Following hot on the heels of Keith Goldhangar’s blow by blow account of the Olympics (if you missed them you can find them all here) we now have another of our writers, Ross Keen, thoughts on the games.
The Olympics was good wasn’t it?
So good that, a mere week after it had finished, BBC1 decided to show the whole 3 hour Opening Ceremony again on a Saturday Afternoon.
I started to YouTube past Opening Ceremonies; I can’t believe at Sydney 2000 it was just an evening of Harold Bishop playing the Tuba.
London 2012 united a ”ËBroken Britain’. It was so compelling that even the Flying Ants came out to have a look. Of course they couldn’t get tickets though, even the local ones.
It was like living in a life where it’s forever Sunday morning and Trans World Sport is the only thing available. Absolute bliss.
There was, of course, the odd thing to be cynical about.
For example, I used to love Dyson Airblade Hand Dryers ”â they’re quite possibly (and sadly) the greatest engineering feat of the 21st Century.
Except now they are apparently an ”ËOfficial Product of The Olympics’.
Does this mean that, as Jessica Ennis strides towards the Shotput pitch, she will steady herself and dry her clammy hands with an Airblade? Her clammy hands that she has washed with her Evian Water, the official water of the Olympic Games. And then she will throw her Shotput to the sound of one man’s applause ”â one man in an empty stadium. James Dyson sits alone. Everyone else has to watch on the Telly despite it all happening just around the corner.

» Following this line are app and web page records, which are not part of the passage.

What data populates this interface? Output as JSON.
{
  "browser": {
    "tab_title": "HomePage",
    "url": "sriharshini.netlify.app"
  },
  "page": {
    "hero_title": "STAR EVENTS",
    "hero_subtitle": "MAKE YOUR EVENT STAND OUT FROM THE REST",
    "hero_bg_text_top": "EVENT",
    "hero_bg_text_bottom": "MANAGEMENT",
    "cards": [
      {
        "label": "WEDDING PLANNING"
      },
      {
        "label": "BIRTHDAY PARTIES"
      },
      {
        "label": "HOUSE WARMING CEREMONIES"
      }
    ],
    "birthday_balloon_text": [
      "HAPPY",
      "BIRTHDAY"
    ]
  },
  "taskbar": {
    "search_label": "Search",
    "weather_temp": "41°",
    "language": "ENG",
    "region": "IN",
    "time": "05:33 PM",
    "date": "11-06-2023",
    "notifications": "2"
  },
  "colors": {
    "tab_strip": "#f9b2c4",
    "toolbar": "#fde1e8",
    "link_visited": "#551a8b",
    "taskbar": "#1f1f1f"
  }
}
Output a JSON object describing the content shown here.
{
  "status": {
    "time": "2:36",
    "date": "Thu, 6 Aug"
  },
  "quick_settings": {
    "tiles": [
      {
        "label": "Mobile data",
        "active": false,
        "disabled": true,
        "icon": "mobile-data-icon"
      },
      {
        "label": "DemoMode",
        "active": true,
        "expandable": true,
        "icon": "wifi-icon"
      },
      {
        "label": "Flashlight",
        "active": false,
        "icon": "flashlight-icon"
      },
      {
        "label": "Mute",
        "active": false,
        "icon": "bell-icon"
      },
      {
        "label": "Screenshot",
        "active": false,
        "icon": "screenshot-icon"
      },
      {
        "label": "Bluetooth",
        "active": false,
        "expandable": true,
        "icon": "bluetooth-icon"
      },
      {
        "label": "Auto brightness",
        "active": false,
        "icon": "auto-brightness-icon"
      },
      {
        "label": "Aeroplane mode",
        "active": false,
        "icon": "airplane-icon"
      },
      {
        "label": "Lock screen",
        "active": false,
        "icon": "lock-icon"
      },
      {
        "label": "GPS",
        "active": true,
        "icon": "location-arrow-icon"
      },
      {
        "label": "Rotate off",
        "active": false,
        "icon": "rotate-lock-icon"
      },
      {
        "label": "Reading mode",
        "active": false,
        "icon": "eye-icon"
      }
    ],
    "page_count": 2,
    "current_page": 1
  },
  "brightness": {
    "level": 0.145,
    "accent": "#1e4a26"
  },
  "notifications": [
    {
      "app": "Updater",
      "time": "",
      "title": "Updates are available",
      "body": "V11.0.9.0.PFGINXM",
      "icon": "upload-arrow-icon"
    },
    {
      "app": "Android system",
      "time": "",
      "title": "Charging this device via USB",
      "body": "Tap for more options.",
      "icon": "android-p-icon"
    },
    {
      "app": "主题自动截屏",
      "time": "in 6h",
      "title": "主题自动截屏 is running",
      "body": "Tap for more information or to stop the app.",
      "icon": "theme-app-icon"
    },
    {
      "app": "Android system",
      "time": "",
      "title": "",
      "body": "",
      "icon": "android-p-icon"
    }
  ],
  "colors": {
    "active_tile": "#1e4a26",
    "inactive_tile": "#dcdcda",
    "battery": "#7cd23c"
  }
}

Similarly, Female British Boxer Savanah Marshall was beaten in the Quarter Finals to ensure no accidental cider advertising infringements had she went on to win Gold, whilst Mo Farah’s wife was banned from giving him a flag advertising Flymo Lawnmowers.
The Olympics have now gone, the Baton passed to Rio, and as the dust settles and the smoke clears London is left with plenty of questions.
Some are of course banal; Why did the Swimming not start until gone 8? (Because the Swimmers have Dinner at 7). How does Craig Bellamy survive without a neck? If one Synchronised Diver bangs his Head, should the other one too? What is a Chad Le Klos?
The question of Legacy is the most pressing.
Short term affects of the Olympics is that you cannot help but wish that Come Dine With Me had Michael Johnson and Clare Balding offering analysis and warmth.
Long term implications are more worrying.
In the year of our Lord 2024 London will be bankrupt with 23 million unemployed and the city divided. A generation was inspired to give up education and realism in pursuit of jumping further than Greg Rutherford and running faster than Usain Bolt. 5 million people, each with calf muscles tighter than a Croydon Facelift, will remain untreated because the defunt Velodrome isn’t a hospital. Fencers will rule the streets whilst the Monarchy dies out, each Prince perishing trying to out-stunt the Queen.
Even further into the future, in 2052, perhaps London will again win the Games. By then Tom Daley will be doing the Colin Jackson role.
But all the cynicism in the world cannot rid us of the good times.
Wiggo on his throne. Jessica Ennis in tears. Usain Bolt confirming he is the best person in the Human Race.
I have two abiding memories from the Games.
First, it was Mo Farah. He came so so close but just missed! It was heartbreaking wasn’t it? I was convinced that he was going to roll into Galen Rupp’s Phlegm in celebration. So close Mo! Bring on Rio 2016!
Secondly, Gemma Gibbons, Silver medalist in the Judo. Gemma is from Greenwich, just down the road from me. She started Judo aged 6 and is 3 years older than me. As a youngster I had a brief Judo career but quit in a mix of shame and pain after being dropped on my be-bowl cutted head by an older girl. It is now obvious that I was floored by an Olympian. And if anyone wants to dispute that please do remember I have a Red belt in Judo.
The sight of her medalling; the joy and relief would have been enough. But mix in the sight of her crying and mouthing the word ”ËMum’ (her Mum had been the one who got her into the sport and had tragically died 6 years ago) ”â that is the true legacy of the London 2012; the Human Touch.